— The problem —
Lines in the listing below that include the word "date" need to be copied.

— Provided records —
*-*-*
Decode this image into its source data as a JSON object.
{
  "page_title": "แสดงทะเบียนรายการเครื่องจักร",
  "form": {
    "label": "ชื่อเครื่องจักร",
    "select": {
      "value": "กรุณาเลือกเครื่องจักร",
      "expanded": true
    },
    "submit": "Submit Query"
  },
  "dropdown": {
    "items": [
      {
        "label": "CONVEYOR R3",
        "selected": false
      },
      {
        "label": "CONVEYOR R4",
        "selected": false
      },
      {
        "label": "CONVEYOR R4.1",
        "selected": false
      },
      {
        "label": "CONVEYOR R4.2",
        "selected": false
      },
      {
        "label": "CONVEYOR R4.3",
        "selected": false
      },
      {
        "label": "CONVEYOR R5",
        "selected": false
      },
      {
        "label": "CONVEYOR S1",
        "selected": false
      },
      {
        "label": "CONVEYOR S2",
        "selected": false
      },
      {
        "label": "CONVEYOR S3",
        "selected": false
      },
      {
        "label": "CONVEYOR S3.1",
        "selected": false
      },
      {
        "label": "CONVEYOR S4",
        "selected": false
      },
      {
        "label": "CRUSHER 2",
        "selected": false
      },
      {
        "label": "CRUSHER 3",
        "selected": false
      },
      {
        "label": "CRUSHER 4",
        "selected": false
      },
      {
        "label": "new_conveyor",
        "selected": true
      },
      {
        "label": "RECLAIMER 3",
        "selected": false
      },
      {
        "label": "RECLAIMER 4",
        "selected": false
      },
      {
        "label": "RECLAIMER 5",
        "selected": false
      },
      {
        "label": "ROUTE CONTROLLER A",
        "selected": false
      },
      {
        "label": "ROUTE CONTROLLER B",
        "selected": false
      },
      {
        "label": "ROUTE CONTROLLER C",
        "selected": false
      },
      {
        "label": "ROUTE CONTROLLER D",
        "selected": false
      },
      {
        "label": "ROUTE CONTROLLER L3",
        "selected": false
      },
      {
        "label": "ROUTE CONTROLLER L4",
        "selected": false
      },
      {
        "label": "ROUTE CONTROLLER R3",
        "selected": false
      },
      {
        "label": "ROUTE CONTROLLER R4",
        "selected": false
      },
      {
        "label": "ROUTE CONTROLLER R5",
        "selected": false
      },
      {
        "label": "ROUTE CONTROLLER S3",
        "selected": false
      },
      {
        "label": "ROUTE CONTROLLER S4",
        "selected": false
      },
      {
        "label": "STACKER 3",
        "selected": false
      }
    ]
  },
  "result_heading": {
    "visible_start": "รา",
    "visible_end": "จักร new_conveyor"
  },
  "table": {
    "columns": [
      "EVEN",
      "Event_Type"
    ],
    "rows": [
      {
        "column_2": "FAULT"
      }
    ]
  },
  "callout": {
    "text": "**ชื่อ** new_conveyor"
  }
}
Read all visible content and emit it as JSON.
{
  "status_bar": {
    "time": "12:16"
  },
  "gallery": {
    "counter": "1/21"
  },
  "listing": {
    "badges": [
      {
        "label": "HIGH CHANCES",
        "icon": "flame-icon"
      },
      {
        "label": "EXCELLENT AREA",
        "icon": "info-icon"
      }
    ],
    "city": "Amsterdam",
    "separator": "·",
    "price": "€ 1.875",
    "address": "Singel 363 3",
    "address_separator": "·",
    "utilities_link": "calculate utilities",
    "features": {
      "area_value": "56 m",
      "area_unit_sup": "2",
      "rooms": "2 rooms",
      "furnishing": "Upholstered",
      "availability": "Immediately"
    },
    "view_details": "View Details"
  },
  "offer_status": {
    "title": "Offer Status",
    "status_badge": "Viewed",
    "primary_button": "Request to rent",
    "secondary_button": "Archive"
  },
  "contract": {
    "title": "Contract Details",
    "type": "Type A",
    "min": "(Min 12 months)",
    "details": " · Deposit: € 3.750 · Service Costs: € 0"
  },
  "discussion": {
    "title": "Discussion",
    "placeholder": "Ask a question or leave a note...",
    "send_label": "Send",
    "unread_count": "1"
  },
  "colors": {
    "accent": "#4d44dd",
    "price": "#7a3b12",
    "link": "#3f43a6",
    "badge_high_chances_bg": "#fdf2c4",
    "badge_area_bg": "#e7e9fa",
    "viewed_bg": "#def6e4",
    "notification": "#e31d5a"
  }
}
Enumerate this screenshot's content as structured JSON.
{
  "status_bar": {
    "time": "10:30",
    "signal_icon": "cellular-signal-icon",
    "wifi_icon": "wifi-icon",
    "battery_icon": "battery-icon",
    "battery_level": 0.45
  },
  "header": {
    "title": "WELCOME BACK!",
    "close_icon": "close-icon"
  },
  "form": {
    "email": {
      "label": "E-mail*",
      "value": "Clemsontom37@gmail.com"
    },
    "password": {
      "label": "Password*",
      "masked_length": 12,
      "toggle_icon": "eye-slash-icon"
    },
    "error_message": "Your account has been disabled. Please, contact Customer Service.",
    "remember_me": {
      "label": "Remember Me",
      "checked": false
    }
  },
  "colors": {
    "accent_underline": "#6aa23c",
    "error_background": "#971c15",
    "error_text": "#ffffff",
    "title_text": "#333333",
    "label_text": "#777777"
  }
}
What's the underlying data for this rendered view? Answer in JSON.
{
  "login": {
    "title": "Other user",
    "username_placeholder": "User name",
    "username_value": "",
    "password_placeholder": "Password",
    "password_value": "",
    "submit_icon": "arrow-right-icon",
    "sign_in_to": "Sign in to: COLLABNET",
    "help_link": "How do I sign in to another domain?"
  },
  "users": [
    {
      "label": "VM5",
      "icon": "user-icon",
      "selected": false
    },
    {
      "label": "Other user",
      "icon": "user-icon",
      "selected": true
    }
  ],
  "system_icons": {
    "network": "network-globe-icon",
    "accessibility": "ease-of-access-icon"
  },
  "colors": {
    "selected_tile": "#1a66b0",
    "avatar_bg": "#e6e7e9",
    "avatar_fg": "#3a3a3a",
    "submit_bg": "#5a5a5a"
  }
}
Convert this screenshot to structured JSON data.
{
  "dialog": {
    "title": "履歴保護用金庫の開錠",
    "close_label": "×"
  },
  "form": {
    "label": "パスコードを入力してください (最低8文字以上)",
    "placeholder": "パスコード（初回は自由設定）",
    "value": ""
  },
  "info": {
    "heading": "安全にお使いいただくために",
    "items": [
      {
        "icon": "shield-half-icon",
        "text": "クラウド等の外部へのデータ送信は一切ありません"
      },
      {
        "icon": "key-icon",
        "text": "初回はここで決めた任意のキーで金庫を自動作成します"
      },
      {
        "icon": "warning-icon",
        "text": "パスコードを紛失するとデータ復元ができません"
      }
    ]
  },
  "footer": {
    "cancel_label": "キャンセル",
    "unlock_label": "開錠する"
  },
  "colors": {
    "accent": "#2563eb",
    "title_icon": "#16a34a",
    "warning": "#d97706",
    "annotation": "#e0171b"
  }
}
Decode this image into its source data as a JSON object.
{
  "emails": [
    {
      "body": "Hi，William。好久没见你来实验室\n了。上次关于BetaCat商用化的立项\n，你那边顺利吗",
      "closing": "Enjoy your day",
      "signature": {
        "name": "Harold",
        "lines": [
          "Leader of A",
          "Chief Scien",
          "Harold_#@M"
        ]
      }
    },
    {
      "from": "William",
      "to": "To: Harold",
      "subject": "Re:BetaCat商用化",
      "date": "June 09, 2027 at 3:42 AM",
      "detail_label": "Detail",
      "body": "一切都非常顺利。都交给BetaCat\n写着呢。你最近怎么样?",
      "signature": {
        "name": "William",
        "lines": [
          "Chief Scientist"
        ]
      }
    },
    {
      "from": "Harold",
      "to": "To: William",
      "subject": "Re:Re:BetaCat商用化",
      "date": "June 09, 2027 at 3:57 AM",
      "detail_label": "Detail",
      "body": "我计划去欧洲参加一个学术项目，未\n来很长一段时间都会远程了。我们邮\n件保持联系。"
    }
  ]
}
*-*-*
— Response —
      "date": "June 09, 2027 at 3:42 AM",
      "date": "June 09, 2027 at 3:57 AM",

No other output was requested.